Meanwhile, the median price of existing homes climbed 0.3 percent in February from a year earlier, the biggest gain since July 2010, and the Standard & Poor’s 500 Index is up 10 percent this year.
Estée Lauder’s “high-end luxury” skin-care and makeup brands are growing “faster than average,” benefiting from consumer trade-up and affluent shoppers, President and Chief Executive Officer Fabrizio Freda said Feb. 24 at the Consumer Analyst Group of New York conference. The New York-based company’s 16.5-ounce Crème de la Mer moisturizing cream sells for $1,800.
Customers at BJ’s Restaurants eateries are ordering more appetizers or drinks with their meals, Chairman and Chief Executive Officer Gerald Deitchle said in February. The Huntington Beach, Calif.-based operator is “selling more items per 100 guests today than we ever have in the history of the company.”
Consumer-spending plans rose at full-service restaurants for the second consecutive quarter and fell at quick-service establishments, suggesting people probably will trade up again after a year of trading down, said Larry Miller, an RBC analyst in Atlanta.
Even customers at fast-food chains such as Dunkin’ Brands doughnut shops are opting for a “better level of sandwich,” Chief Executive Officer Nigel Travis said in February. This has helped drive a “higher average ticket,” with its sausage breakfast sandwich one of the best-performing limited-time offers in the company’s history.
The spending boost may be temporary because rising gasoline prices are “the biggest nemesis to retail sales,” Beemer said. The average gallon of regular unleaded is up about 22 percent to $3.91, near a three-year peak, from a low of $3.21 in December, according to AAA, the largest U.S. motoring organization.

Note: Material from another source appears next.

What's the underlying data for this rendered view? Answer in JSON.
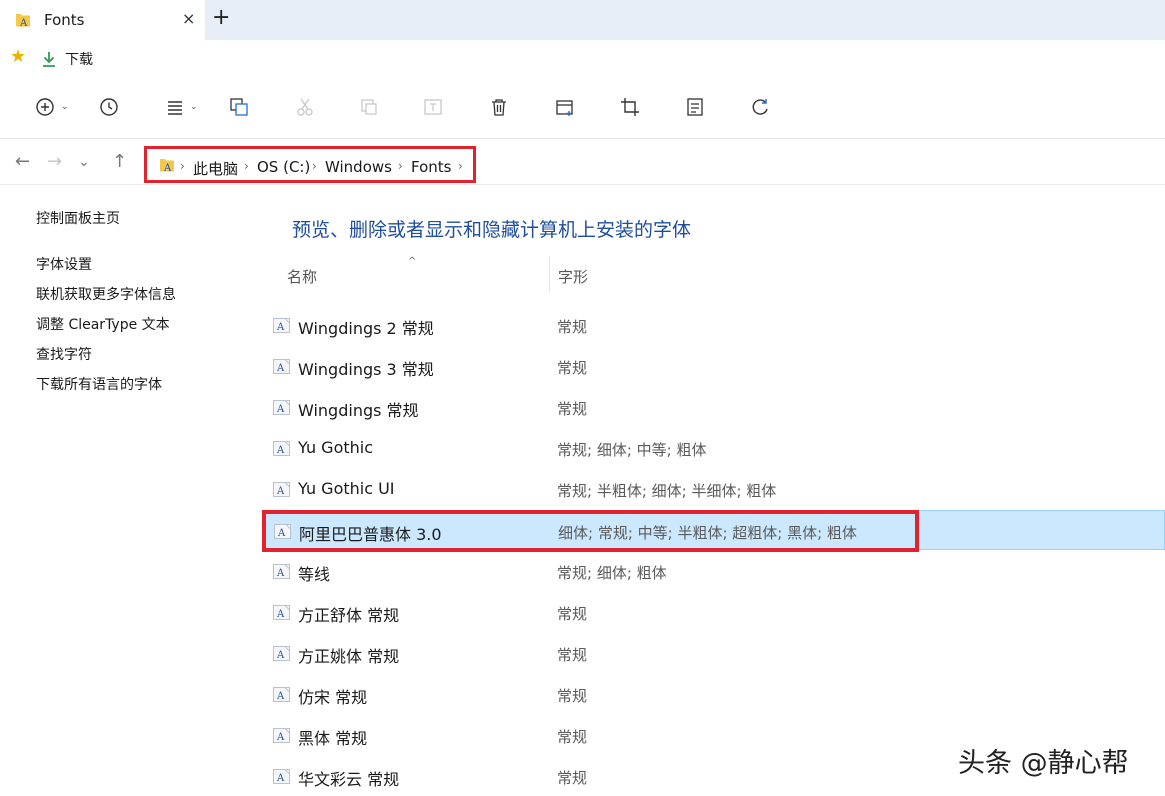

Some low-income consumers still are demonstrating frugality, and industry data show there’s a “barbell” phenomenon, with fine-dining and fast-food restaurants doing well and middle-tier eateries struggling, Miller said.